Pair of Italian Tin-Glazed Earthenware Savona Wet Drug Jars
Pair of Italian tin-glazed earthenware Savona wet drug jars, c.1730, with broad strap-like loop handle, spout and spreading foot, one inscribed on a scroll with ‘Syr de Sco Fumarie’ (possibly referring to Syrup of Scordium (water germander); ‘Fumarie’ indicating a common fumitory), the other with ‘Syr de Cicoria N’ (Syrup of Chicory, Cichorium Intybus; ‘N’ indicating black), with a continuous landscape scene with cupids and a figure in a broad-rimmed hat, the bases with a lighthouse mark;
Height: 20.5cm (8 1/16in.);.
one spout with piece missing, the other spout broken and restuck, flake to one handle and minor frits to the bases

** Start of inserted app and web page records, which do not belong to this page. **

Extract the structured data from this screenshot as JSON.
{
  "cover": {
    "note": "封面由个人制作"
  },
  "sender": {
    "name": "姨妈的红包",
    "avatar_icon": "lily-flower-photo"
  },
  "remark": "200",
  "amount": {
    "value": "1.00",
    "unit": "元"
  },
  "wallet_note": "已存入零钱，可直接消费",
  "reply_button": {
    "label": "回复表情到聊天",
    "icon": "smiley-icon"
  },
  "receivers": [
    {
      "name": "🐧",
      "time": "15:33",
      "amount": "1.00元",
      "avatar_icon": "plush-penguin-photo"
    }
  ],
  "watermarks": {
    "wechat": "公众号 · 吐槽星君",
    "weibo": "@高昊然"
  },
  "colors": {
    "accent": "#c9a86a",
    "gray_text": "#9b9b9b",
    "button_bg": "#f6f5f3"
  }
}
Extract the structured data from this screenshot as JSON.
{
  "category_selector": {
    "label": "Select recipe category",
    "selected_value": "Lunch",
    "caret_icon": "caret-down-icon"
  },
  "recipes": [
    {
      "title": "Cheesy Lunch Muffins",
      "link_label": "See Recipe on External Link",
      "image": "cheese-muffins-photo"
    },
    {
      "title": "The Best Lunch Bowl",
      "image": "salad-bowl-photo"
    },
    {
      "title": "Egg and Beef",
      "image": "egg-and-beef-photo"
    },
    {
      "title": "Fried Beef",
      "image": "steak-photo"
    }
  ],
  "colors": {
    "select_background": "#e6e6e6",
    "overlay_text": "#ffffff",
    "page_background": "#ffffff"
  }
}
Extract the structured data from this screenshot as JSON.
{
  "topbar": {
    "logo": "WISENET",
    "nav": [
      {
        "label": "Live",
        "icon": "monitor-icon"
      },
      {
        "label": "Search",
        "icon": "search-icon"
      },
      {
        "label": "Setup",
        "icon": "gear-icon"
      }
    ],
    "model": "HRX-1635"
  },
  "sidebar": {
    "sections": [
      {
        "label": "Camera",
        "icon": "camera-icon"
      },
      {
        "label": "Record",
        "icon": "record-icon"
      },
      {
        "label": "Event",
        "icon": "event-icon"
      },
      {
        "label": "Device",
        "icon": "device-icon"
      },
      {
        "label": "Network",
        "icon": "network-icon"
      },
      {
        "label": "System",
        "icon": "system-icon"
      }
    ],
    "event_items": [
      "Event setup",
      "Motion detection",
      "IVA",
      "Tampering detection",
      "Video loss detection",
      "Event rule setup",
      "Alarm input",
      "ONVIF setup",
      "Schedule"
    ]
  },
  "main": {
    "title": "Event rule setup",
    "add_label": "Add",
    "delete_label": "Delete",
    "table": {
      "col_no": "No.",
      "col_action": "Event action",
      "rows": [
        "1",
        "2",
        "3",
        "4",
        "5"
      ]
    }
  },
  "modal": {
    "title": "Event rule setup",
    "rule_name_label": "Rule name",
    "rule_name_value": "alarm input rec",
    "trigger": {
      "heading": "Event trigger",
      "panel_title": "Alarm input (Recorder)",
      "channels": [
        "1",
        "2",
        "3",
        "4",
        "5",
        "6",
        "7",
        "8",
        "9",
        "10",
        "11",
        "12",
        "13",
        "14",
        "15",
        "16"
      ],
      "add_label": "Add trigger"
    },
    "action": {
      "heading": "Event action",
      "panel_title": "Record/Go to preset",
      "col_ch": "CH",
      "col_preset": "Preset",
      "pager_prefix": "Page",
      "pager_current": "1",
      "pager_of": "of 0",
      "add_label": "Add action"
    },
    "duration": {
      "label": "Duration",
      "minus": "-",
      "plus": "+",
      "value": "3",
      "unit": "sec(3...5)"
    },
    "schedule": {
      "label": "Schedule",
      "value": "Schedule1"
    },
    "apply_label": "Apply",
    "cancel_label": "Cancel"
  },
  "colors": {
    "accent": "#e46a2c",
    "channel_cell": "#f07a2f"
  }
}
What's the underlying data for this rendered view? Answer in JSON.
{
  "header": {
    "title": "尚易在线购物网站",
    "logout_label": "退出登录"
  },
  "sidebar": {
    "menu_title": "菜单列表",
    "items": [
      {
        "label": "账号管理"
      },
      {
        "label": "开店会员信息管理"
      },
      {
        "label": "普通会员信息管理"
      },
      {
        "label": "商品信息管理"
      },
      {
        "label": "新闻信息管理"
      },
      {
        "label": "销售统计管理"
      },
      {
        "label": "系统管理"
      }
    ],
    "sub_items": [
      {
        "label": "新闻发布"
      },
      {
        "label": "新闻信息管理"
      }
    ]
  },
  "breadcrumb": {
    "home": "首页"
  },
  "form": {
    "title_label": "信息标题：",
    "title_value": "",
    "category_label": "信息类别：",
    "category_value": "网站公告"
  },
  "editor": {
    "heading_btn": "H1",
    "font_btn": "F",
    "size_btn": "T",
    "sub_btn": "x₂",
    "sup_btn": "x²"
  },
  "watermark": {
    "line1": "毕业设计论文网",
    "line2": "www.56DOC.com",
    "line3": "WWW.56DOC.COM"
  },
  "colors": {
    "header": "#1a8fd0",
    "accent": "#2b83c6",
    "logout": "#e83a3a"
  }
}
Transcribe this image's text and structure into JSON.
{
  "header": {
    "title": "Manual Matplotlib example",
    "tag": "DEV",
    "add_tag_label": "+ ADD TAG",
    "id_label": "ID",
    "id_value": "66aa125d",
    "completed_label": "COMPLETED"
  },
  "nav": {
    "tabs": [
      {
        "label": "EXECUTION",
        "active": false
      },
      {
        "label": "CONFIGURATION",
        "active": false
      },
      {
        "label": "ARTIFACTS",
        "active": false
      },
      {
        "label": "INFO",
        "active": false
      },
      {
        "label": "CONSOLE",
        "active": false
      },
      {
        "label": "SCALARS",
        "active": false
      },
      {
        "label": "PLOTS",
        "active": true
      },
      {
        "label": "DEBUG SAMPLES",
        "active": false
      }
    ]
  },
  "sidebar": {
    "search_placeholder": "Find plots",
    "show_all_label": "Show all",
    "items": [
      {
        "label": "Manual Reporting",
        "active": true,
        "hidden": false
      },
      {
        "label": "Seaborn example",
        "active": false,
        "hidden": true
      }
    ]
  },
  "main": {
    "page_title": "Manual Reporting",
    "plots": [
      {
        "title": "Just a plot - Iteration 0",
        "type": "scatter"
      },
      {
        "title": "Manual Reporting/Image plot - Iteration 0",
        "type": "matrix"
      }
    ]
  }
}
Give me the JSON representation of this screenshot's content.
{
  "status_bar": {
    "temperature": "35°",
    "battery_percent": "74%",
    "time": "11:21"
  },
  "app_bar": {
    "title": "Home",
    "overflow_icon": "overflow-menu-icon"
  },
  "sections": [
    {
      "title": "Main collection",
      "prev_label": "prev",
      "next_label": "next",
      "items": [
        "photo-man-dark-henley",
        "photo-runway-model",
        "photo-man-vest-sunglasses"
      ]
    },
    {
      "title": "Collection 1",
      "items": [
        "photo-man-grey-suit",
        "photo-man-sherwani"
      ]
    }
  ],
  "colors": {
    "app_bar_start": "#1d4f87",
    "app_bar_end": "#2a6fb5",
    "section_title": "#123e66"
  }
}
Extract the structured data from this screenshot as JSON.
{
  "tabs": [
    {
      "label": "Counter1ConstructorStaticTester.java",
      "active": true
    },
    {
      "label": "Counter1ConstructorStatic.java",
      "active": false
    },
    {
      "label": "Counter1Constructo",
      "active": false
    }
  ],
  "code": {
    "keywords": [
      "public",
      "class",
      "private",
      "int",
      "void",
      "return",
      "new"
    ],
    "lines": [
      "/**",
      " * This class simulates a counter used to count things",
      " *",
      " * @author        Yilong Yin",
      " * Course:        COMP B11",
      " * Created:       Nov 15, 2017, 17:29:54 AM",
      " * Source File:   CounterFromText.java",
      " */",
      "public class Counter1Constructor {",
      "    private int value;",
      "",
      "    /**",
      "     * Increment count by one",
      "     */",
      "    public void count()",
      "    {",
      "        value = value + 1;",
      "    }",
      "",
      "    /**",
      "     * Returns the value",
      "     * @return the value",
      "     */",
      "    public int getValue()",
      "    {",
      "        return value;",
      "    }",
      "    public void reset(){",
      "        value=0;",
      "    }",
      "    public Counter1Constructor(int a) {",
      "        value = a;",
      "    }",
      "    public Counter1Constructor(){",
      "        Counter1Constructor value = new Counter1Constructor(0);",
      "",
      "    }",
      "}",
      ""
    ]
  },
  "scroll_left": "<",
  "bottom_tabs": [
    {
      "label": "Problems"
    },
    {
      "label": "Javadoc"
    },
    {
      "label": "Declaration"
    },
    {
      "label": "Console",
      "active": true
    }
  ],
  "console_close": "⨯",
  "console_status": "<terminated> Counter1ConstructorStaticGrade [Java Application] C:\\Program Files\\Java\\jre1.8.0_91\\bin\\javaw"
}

A very similar jar can be found in the collection of the V&A (C.92-1944) and was bequeathed by Sir St. Clair Thomson. The figural painting is in the manner of the Capricci di varie figure, popular etchings by the French artist Jacques Callot (1592-1635). The mark to the bases represents the famous lighthouse of the port of Genoa, known as the Lanterna. Its use was granted by the Senate of Genoa to the Grosso workshop of Albisola in 1641, and then transferred around 1700 to the workshop of the Chiodo and Peirano families in Savona.